◆ Exercise details
The lines below that include "Anisotropic" are to be found and copied.

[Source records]
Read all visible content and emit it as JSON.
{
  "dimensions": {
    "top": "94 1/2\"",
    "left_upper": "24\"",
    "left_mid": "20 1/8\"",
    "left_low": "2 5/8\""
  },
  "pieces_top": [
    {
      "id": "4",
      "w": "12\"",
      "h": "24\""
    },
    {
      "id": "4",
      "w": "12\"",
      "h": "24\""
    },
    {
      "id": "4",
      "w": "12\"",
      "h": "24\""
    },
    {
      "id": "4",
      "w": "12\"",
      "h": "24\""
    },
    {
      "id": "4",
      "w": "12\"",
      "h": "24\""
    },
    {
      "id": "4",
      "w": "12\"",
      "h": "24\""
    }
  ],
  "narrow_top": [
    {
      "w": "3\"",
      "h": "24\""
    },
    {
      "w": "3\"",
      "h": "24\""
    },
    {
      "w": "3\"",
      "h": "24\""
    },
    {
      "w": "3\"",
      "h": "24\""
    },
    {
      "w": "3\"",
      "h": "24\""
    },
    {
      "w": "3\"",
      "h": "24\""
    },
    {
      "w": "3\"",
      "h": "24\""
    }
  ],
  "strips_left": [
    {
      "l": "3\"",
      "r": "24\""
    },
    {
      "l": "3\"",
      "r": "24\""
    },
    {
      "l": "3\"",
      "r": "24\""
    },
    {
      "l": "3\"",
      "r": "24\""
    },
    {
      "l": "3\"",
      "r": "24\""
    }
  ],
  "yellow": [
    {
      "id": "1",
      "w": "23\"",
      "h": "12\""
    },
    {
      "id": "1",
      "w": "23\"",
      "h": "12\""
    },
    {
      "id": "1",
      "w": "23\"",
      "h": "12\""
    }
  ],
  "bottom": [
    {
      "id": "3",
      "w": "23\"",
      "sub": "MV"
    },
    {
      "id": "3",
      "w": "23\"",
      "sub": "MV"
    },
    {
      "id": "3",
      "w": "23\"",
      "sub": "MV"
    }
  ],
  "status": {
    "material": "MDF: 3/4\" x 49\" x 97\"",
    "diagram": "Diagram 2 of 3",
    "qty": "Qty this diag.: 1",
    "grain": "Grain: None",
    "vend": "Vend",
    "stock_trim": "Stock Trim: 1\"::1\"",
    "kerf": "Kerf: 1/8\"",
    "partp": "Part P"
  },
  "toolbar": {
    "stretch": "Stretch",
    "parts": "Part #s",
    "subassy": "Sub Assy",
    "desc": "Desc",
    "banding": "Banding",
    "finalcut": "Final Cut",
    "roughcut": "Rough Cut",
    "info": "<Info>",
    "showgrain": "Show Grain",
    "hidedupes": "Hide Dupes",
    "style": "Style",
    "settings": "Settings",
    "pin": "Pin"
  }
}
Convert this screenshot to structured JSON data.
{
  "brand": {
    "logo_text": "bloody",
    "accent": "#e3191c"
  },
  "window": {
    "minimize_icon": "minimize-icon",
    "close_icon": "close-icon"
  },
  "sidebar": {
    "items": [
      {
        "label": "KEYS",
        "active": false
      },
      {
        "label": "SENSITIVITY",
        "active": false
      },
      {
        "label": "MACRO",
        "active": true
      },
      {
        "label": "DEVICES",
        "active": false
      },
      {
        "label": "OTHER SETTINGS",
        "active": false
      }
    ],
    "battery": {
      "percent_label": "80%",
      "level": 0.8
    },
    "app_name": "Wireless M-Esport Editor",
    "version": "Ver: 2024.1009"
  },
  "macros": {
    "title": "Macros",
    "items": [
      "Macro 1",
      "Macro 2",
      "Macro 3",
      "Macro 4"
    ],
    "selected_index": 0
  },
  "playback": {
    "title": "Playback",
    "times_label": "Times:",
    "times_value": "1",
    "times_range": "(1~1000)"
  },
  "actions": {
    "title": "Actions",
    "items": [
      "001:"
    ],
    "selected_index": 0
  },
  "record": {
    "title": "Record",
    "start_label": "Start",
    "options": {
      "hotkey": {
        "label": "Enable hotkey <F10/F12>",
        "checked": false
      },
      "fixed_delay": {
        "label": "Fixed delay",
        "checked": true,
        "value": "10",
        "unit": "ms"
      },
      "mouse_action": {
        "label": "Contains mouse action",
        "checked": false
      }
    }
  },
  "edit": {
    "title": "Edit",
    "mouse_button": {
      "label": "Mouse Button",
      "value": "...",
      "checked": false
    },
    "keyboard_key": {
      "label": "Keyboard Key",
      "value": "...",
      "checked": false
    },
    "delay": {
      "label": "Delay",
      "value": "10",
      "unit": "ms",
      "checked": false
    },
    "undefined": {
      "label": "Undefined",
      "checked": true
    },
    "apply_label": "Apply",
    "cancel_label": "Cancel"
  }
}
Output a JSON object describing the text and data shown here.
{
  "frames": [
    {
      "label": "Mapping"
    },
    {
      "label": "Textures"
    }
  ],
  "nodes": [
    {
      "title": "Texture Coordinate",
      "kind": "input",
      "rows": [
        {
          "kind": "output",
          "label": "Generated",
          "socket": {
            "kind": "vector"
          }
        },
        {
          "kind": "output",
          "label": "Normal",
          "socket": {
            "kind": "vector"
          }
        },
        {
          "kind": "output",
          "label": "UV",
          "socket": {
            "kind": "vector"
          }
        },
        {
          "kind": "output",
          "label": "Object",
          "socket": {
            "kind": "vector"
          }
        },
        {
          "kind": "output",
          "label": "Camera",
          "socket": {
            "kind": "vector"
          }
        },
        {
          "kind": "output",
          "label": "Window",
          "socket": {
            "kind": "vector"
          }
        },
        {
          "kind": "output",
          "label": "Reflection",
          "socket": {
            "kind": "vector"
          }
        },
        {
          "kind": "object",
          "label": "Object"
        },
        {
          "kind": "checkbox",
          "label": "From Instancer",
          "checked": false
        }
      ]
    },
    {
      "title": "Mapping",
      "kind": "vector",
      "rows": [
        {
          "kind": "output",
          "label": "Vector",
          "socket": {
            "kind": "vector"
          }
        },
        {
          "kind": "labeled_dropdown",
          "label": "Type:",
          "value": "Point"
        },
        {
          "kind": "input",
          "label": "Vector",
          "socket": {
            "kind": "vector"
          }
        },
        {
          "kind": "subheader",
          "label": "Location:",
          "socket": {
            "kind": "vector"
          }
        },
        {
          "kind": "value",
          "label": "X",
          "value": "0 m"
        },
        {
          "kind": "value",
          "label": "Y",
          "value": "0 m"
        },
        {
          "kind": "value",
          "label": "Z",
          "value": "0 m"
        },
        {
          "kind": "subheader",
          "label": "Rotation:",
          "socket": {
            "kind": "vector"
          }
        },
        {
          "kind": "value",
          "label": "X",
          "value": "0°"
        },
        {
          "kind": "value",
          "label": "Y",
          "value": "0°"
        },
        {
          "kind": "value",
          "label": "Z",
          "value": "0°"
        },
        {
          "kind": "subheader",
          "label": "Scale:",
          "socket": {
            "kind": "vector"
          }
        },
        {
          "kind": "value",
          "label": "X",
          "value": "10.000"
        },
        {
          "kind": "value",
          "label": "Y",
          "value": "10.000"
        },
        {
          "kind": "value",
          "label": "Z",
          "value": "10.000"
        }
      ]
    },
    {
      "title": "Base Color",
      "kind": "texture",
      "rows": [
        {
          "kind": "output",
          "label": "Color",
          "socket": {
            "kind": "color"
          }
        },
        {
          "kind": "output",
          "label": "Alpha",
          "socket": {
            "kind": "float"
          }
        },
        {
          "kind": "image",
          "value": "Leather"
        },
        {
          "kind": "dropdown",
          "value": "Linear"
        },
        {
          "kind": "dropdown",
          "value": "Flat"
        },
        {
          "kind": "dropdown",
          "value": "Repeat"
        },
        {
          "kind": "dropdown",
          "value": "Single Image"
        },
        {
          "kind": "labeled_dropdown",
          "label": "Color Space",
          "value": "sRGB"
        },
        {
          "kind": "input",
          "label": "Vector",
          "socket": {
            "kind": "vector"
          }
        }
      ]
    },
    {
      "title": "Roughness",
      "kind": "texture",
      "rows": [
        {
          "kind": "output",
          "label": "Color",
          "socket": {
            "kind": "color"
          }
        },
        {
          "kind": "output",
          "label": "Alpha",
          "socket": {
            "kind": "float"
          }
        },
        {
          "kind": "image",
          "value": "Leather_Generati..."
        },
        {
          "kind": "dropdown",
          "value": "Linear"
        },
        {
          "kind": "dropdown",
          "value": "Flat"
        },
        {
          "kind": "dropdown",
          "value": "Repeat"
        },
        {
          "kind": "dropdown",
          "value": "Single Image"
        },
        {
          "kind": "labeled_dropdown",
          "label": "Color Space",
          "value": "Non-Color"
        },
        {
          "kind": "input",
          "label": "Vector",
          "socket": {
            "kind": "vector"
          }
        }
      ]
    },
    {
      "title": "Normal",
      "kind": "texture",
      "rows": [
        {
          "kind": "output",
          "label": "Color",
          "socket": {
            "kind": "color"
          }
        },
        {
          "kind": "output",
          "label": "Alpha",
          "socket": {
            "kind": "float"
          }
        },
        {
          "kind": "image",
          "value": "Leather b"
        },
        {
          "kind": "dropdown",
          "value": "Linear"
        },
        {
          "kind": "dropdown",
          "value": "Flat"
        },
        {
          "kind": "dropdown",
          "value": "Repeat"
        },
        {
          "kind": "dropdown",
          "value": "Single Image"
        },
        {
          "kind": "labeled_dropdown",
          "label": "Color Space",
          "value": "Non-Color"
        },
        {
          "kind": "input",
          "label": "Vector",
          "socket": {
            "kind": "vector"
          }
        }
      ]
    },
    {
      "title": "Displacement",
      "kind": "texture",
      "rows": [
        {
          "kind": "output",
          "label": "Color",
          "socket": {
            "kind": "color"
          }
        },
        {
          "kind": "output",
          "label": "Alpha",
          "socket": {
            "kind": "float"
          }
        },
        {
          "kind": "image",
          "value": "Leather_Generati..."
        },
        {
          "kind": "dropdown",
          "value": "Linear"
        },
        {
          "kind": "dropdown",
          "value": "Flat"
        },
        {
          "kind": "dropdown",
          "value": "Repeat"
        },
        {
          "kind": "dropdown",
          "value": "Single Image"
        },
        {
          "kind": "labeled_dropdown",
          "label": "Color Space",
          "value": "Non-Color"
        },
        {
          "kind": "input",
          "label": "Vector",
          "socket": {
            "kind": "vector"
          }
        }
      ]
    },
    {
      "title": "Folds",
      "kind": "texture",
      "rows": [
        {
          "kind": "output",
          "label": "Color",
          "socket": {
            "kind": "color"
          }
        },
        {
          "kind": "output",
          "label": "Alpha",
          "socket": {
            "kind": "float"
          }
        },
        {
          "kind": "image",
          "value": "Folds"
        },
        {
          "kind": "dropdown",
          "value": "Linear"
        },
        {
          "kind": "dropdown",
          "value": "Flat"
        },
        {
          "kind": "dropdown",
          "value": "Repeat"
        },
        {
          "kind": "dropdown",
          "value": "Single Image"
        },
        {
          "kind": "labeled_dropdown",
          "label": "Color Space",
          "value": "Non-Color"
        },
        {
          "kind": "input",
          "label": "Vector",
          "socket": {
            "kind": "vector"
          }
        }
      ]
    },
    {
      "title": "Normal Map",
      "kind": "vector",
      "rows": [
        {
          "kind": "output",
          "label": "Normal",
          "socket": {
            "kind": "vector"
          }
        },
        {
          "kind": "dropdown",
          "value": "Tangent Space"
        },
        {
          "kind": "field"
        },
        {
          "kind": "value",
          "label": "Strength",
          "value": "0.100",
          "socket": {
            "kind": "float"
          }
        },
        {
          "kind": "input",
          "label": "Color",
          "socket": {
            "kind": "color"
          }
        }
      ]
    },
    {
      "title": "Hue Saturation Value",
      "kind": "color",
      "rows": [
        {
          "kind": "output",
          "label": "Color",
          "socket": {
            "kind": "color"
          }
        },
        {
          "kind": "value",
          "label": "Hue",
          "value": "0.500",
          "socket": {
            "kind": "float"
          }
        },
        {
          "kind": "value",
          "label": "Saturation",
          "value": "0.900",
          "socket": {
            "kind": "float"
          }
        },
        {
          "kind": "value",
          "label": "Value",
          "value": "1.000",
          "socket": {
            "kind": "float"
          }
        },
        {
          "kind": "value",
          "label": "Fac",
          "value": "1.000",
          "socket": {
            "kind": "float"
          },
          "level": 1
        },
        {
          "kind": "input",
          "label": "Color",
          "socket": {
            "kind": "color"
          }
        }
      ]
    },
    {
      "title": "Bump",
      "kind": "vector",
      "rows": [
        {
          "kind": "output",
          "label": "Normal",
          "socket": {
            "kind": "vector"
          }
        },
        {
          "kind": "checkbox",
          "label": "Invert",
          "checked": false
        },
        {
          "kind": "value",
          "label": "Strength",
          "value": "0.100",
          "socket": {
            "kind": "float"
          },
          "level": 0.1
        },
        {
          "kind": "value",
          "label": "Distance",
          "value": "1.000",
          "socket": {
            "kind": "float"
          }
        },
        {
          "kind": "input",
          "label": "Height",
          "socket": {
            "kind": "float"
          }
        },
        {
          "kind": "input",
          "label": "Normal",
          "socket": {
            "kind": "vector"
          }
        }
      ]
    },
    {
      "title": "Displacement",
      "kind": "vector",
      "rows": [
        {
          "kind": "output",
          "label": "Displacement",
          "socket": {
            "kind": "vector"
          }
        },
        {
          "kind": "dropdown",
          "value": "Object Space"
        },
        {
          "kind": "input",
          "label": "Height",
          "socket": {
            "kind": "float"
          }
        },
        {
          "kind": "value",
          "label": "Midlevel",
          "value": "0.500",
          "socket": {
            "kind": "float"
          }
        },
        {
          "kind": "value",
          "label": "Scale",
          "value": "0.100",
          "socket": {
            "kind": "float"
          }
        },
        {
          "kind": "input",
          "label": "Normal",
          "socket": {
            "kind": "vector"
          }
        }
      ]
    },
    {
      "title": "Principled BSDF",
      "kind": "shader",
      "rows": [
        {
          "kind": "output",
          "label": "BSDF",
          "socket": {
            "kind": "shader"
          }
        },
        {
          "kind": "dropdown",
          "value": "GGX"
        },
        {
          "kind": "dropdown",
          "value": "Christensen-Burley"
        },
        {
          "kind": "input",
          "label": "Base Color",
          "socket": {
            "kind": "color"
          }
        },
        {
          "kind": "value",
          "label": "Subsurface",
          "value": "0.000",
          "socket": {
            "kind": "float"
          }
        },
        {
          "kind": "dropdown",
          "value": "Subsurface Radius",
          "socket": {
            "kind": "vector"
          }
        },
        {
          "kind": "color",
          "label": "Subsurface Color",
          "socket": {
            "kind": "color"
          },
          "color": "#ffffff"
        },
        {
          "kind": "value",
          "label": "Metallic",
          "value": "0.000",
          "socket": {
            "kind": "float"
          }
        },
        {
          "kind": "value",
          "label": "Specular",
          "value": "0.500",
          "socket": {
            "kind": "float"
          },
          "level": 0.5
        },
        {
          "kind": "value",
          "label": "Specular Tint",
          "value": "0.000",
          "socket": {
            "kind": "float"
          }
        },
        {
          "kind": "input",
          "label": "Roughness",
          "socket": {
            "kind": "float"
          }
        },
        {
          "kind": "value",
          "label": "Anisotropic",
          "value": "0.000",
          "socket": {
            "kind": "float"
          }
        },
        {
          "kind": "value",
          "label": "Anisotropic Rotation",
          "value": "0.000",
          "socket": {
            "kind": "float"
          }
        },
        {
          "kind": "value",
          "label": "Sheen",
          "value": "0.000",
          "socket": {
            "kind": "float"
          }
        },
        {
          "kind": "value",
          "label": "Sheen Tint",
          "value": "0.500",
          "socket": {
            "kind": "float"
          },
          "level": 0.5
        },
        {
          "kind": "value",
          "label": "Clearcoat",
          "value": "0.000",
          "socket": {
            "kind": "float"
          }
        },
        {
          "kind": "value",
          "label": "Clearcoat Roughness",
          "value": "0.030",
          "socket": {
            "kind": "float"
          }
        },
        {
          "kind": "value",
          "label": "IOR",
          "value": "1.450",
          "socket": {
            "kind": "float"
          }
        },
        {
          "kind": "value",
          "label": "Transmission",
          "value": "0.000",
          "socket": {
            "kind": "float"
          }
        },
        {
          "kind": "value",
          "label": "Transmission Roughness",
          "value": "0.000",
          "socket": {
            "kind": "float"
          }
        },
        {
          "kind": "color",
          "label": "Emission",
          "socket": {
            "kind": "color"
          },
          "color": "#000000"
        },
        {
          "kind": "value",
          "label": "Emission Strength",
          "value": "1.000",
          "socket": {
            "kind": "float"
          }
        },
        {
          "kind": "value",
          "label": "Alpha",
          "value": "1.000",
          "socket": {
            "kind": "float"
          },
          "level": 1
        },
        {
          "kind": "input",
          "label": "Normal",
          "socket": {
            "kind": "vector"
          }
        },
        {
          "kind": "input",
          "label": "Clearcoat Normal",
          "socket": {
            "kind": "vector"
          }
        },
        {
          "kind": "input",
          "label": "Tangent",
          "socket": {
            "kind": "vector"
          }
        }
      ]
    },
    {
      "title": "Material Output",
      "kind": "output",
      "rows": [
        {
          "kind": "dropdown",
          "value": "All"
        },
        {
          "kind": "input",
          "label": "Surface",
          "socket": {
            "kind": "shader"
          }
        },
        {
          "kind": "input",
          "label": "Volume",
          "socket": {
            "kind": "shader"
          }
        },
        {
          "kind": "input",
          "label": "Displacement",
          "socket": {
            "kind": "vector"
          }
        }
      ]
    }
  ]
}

◆ Task output
          "label": "Anisotropic",
          "label": "Anisotropic Rotation",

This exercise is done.